Sorry, you need to enable JavaScript to visit this website.

Rogelio Aguilera truck driver sentence reduced 110 year, case details

Colorado's prison sentence for truckers has been cut by 100 years.

Unjust and disproportionate were words used by Gov. Jared Polis to describe the first prison sentence given to the driver, Rogel L. Aguilera-Mederos.

The driver of a truck that was in a crash that killed four people in 2019 was sentenced to 110 years in prison. On Thursday, the governor of Colorado cut that sentence down to 10 years.

"Unfair" and "disproportionate" to many other sentences, Gov. Jared Polis said.

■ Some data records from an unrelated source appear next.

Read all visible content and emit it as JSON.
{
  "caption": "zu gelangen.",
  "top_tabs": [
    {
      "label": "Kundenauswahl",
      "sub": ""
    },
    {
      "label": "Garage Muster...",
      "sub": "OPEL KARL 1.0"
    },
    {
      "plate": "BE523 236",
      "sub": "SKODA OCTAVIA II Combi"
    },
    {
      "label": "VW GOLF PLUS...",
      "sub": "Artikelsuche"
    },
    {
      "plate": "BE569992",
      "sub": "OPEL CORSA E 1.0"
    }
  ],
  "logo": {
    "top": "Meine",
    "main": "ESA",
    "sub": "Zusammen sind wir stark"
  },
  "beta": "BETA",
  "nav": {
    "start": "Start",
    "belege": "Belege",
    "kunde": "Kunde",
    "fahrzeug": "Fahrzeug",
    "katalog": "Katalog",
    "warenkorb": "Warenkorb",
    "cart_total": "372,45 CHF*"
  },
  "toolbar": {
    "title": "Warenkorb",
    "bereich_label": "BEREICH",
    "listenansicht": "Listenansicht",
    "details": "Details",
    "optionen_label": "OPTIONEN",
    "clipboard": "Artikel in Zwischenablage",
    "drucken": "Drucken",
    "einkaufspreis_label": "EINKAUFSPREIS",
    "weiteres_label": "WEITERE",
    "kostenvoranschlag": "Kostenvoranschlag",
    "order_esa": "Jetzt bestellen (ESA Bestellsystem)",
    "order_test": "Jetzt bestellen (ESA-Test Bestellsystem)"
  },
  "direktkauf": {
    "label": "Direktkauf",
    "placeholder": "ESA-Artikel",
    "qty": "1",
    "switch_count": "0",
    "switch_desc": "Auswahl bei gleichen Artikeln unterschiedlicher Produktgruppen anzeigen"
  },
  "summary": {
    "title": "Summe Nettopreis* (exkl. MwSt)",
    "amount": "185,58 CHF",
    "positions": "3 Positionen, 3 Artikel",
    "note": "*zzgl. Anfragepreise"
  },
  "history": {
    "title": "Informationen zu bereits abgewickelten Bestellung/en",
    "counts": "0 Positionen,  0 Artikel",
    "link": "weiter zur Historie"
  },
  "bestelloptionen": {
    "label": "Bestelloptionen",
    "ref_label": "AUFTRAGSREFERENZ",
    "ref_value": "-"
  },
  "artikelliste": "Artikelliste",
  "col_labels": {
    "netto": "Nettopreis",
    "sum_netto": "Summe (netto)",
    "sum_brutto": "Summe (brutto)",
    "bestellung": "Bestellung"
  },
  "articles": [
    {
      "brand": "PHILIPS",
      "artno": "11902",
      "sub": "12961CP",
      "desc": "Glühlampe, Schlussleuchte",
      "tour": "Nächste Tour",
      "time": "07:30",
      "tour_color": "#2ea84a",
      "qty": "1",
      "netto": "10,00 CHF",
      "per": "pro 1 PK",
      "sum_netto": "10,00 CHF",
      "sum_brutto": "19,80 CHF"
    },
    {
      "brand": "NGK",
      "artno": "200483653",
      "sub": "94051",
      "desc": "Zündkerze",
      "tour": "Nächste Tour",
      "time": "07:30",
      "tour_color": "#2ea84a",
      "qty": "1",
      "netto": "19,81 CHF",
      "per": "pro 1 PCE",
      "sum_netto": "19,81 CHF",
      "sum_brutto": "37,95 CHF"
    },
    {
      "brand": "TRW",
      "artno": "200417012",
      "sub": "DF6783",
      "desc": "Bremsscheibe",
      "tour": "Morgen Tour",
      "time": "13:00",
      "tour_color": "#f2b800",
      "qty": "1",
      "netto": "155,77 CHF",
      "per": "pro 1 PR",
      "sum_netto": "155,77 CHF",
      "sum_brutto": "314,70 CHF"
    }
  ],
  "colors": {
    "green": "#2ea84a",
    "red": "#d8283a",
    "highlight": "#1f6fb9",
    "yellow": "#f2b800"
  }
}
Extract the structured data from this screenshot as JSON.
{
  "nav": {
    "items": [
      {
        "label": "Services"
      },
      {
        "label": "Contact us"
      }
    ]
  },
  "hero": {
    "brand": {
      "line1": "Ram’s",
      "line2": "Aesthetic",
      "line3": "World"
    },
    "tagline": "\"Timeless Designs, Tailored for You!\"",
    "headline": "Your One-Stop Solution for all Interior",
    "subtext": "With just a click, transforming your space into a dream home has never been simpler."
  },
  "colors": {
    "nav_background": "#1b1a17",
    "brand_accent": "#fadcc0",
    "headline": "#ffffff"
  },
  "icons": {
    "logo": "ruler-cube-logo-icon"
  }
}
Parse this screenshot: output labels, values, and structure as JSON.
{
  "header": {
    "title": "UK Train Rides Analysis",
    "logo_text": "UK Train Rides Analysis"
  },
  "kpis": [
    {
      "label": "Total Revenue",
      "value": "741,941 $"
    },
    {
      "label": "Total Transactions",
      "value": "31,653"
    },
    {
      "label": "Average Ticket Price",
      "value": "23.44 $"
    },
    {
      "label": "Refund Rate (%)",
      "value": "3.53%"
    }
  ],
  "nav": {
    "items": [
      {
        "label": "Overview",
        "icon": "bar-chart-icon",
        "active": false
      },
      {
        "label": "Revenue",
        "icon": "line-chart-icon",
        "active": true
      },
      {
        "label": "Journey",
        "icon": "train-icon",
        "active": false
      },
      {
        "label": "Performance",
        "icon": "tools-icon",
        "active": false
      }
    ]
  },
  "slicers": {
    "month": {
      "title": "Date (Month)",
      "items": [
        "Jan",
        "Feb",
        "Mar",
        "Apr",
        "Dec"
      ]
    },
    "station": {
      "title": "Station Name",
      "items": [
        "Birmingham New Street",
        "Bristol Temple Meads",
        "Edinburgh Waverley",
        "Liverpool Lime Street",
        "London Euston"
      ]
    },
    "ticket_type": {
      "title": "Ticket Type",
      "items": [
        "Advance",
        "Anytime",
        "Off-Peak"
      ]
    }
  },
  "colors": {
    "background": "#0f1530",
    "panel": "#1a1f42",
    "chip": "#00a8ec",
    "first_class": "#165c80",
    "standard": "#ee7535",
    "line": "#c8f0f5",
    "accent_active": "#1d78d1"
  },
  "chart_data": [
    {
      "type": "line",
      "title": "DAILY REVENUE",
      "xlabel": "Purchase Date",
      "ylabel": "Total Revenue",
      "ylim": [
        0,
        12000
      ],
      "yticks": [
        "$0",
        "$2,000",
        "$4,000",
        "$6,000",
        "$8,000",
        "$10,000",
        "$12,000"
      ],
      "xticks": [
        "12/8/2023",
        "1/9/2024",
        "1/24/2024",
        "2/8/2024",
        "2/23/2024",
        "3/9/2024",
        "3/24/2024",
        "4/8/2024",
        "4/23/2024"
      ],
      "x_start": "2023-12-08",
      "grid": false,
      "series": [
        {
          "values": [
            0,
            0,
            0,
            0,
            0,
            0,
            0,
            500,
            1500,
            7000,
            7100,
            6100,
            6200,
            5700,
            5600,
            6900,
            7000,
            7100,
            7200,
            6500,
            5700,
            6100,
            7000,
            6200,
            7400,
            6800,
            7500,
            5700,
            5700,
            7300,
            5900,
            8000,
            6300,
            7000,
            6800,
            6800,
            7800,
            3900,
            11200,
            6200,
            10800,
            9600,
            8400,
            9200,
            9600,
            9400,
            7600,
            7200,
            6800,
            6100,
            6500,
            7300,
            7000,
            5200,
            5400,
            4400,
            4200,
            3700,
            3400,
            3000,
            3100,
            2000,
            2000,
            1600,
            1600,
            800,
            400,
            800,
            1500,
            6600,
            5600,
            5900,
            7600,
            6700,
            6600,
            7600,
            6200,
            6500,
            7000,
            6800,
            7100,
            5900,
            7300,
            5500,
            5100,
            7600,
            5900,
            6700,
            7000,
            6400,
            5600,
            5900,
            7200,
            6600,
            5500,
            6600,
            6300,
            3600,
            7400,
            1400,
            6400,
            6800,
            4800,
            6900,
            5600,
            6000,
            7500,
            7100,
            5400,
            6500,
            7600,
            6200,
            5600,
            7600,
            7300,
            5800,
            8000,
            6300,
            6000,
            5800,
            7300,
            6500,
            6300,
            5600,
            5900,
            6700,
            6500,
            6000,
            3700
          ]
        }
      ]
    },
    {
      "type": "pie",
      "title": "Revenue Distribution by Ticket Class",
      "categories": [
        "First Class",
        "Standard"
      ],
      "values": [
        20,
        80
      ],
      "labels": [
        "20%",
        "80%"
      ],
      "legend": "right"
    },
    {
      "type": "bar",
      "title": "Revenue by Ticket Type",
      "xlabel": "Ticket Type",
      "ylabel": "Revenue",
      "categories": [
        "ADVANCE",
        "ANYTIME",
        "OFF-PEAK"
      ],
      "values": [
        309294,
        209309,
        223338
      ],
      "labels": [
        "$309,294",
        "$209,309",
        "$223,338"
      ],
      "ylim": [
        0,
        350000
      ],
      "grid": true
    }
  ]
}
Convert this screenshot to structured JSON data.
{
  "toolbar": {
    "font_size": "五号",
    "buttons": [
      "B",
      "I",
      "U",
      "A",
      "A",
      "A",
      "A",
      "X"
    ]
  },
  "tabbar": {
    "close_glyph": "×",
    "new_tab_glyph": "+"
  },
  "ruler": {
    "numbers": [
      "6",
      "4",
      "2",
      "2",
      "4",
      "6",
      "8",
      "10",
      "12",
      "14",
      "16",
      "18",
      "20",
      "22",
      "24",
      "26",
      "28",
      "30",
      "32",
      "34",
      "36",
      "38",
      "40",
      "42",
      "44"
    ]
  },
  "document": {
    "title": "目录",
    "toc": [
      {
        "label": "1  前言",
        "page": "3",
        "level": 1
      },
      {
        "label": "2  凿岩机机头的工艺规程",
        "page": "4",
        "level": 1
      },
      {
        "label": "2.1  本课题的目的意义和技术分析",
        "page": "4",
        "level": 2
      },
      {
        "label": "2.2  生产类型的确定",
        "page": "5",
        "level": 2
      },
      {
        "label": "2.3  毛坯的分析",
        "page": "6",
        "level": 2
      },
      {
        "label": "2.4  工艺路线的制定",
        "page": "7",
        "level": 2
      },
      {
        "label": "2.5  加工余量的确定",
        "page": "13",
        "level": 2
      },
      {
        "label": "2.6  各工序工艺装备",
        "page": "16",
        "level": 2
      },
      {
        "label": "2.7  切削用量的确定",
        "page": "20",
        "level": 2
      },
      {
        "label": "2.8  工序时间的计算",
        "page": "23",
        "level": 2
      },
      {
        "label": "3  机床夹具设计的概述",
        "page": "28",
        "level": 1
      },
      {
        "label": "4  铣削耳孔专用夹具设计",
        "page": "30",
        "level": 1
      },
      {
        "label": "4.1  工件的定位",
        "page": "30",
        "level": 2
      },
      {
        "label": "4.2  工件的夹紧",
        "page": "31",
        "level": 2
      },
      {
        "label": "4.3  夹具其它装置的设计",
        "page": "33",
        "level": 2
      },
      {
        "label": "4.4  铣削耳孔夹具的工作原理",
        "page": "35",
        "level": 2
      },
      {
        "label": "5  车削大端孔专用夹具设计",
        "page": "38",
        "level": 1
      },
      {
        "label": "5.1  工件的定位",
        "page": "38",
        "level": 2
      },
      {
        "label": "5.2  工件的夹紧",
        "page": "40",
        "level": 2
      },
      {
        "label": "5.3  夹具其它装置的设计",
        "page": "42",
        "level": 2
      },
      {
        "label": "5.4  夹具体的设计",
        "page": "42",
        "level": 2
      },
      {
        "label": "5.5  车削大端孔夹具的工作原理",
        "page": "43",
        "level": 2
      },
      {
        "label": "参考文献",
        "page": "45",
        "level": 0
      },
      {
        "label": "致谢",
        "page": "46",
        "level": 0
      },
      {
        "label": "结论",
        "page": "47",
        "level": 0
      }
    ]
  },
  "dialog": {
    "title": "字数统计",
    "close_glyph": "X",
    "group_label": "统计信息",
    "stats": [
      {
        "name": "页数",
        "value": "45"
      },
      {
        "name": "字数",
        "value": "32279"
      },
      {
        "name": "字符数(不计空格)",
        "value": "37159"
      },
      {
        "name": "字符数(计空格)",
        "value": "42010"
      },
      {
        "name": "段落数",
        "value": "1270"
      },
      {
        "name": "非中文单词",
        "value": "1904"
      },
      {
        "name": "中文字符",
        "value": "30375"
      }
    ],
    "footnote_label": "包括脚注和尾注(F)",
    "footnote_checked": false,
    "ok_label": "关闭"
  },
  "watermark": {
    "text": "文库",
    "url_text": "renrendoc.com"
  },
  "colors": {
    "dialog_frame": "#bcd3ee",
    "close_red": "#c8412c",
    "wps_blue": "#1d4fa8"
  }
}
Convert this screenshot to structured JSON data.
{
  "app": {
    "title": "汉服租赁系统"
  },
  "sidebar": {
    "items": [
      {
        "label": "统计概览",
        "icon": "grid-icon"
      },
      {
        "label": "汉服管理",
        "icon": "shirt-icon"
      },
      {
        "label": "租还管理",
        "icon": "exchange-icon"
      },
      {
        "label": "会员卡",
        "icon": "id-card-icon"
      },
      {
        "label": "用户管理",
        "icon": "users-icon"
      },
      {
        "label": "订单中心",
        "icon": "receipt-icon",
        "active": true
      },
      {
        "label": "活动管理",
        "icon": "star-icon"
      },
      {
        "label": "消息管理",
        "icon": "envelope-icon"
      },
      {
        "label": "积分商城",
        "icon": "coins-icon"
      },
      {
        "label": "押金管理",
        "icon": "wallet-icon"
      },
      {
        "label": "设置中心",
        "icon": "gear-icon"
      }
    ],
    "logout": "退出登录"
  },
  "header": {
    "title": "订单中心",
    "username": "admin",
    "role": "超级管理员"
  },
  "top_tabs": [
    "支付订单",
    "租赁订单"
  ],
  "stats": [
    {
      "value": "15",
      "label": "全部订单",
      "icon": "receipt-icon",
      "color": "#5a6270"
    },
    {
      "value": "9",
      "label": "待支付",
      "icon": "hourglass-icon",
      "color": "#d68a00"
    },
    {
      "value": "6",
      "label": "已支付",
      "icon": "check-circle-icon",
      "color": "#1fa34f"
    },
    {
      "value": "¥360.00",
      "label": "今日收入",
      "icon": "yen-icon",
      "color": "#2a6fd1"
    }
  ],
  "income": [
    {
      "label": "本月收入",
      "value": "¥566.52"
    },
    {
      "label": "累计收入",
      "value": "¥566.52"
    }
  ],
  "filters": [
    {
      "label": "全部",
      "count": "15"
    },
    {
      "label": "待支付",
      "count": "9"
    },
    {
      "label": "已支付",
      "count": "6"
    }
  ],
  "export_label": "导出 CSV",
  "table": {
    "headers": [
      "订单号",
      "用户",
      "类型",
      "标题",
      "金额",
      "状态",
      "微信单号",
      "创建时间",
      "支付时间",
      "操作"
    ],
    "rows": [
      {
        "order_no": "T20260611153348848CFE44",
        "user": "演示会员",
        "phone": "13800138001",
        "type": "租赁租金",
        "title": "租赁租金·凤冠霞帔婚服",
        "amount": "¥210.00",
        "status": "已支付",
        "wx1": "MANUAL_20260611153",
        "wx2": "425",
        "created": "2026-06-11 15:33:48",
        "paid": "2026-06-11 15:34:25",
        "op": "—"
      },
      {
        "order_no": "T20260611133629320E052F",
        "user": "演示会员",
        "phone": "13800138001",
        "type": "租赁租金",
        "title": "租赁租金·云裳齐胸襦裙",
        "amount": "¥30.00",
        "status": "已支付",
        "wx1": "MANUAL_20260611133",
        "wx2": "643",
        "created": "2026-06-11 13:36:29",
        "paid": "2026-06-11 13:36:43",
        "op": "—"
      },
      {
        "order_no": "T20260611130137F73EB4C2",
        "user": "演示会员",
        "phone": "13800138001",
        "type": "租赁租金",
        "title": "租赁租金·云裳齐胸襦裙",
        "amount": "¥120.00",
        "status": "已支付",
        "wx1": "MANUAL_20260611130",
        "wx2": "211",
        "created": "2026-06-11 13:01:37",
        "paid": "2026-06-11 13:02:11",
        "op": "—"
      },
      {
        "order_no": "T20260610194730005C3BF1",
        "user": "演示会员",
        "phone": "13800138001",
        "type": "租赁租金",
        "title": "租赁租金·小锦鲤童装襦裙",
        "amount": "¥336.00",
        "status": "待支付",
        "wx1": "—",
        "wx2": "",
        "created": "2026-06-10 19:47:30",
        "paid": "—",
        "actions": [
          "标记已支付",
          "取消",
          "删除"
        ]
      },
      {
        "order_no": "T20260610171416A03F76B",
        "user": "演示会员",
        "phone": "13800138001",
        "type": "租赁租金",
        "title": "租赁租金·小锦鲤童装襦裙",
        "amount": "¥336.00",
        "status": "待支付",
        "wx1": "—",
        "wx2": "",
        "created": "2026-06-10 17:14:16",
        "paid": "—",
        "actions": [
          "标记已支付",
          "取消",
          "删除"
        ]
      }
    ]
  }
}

A letter from Mr. Polis to the driver, Rogel L. Aguilera-Mederos: "Your unusual sentence shows that sentences for similar crimes don't always match up." People should talk more about sentencing laws after this case, the man said.

Mr. Aguilera-Mederos will be able to leave prison on December 30, 2026, according to a letter from the governor.

At some point on April 25, 2019, Mr. Aguilera-Mederos was behind the wheel of a truck on I-70 in Colorado's Lakewood. It hit several cars, killing four people.

Rogelio Aguilera truck driver sentence reduced 110 year, case details
Dozens of people in support of Rogel L. Aguilera-Mederos, the truck driver who was killed in an accident, gathered outside the state capitol in Denver last week. They asked for a reduction in the 110-year sentence that he was given.

Mr. Aguilera-Mederos has said that broken brakes were the main reason for the crash. The company he worked for, Castellano 03 Trucking L.L.C. in Houston, did not immediately return messages left at phone numbers linked to the company.

Jurors found him guilty of 27 crimes in October, including vehicular murder and vehicular assault. He was 26 when A. Bruce Jones sentenced him to more than a century in prison on December 13. He said that because of a law in Colorado, sentences for each count had to be served one after the other, not together.

"If I had the power, this would not be my sentence," a judge told Reuters. "If I had the power, this would not be my sentence."

A petition asking for Mr. Aguilera-sentence Mederos's to be cut quickly gained a lot of support.

Wife of a man who died in a plane crash: "He should spend some time in prison and think about what he did."

This is what she said: "We are truly the victims." She also said that she thought that Mr. Aguilera-Mederos had made "bad decisions all day long."

When they first said that Mr. Aguilera-Mederos was to blame for the deaths, they said he didn't steer the truck onto a runaway-truck ramp that was on the highway. The truck was hauling lumber at the time.

The lawyer for Mr. Aguilera-Mederos, James Colgan, said that "we're not saying he's innocent and did not make mistakes," but that "the punishment has to fit the crime, and this punishment does not fit the crime." Before formally asking for a commutation, he said that "we are not saying that he is innocent and did not make mistakes."

During the same time, Mr. Polis pardoned more than 1,300 people who had been convicted of having two ounces or less of pot. His sentence was cut short for a couple of other people as well.

Asked Mr. Aguilera-Mederos, "Why did your life not die when other people did?" Throughout your life, you will feel the weight of this event. "You will do what is right."

Tags

Shariff share buttons